There has also been a slight fall in the proportion of all motorists – from 58% in 2018 to 53% this year – who believe that changes in the vehicle excise duty (VED) system should be made to favour of low-emissions vehicles. And, only 24% of drivers think that more polluting vehicles should be banned from city centres in order to promote the take-up of electric cars.

Buying the right car for the environment

Purchasing or leasing a vehicle can be costly and is often the second most expensive item a person will spend money on after a house. Consumers look at many aspects of what appeals to them when making their buying decision, but what type of car to opt for can often be a confusing process. Given concerns about the environment and the introduction of Clean Air Zones in many cities, the RAC has some advice to match your driving habits:

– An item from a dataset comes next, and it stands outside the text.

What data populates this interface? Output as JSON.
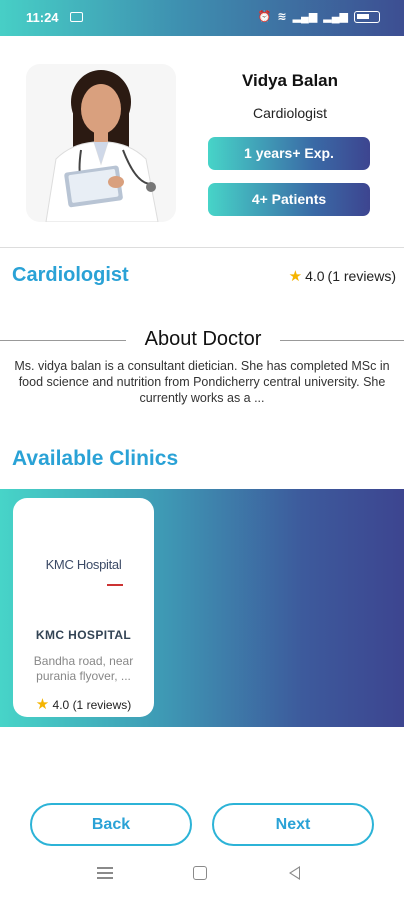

Petrol vehicle – modern petrol cars emit lower levels of harmful nitrogen oxide emissions than diesels. This can make them a more appealing choice for shorter, urban journeys while also a reliable, if less fuel-efficient choice, for longer motorway journeys. Would-be buyers of petrol vehicles should ask whether the vehicle is ‘Clean Air Zone’ (Ultra Low Emission Zone, or ULEZ, in London) compliant, though most petrols registered after September 2005 are currently not likely to be subject to charges.

This year’s Report on Motoring found that petrol cars are the likely next-vehicle option for 48% of drivers, down from 52% in 2018 but still the most popular choice.

Diesel vehicle – modern diesel cars are renowned for their fuel efficiency on longer journeys, especially those on motorways and major A-roads where average speeds are far higher. Drivers that typically do these sorts of journeys, can save on fuel costs throughout the year with a diesel.

However, diesel engines tend to operate less efficiently on urban roads and emit higher levels of harmful nitrogen oxide pollution. Many modern diesels have soot-reducing diesel particulate filters, which often require journeys on faster roads to help ‘burn off’ soot that can accumulate in the filter. Would-be buyers of diesels should also ask if their vehicle is ‘Clean Air Zone’ (ULEZ in London) standard compliant.

A number of recent controversies over diesel manufacturers and the health impact of diesel emissions have seen these cars fall sharply in popularity: this year, only 15% of motorists say they will buy a diesel next, down from 18% in 2018 and 28% as recently as 2016.

Conventional hybrid (battery assisted) – This type of vehicle is often the choice of private hire companies because of low urban running costs and no requirement to plug-in. These cars tend to be lower emitting because, in addition to a petrol or diesel engine, they can be powered at low speeds by a battery. These often carry lower annual tax but overall are higher emitting than many plug-in models on the market.

Recent years have seen a steady increase on the part of drivers to consider a conventional hybrid as their next vehicle purchase: the rate has risen to 21% this year from 17% in 2018.

Plug-in hybrid electric – Plug-in hybrid electric cars give those who predominantly drive in urban areas the opportunity to drive on a charged battery alone (in effect be ‘zero emissions capable’) while also being safe in the knowledge that should they need their vehicle for longer journeys, the internal combustion engine will kick in and allay any concerns about the vehicle’s range. It’s important to note these cars tend to have smaller fuel tanks.

In 2019, 7% of drivers say they plan to buy a plug-in hybrid as their next car, the same proportion as recorded in 2018.

Pure battery electric vehicles – Though these types of cars often carry a higher initial price when compared to their conventional equivalents, they are cheaper to run, carry no tax costs and are quiet and clean, which is perfect for the city driver. Research for the 2019 RAC Report on Motoring shows drivers would like an average range of 375 miles before purchasing an EV, and the reality is most EVs do not have that level of battery range yet. For longer journeys, EV owners will probably need to charge their vehicles at a service area during their journeys.

While pure electric cars remain a minority option, there has in the past 12 months been a notable increase – from 3% to 6% – in the proportion of drivers who say they intend to buy such a vehicle next.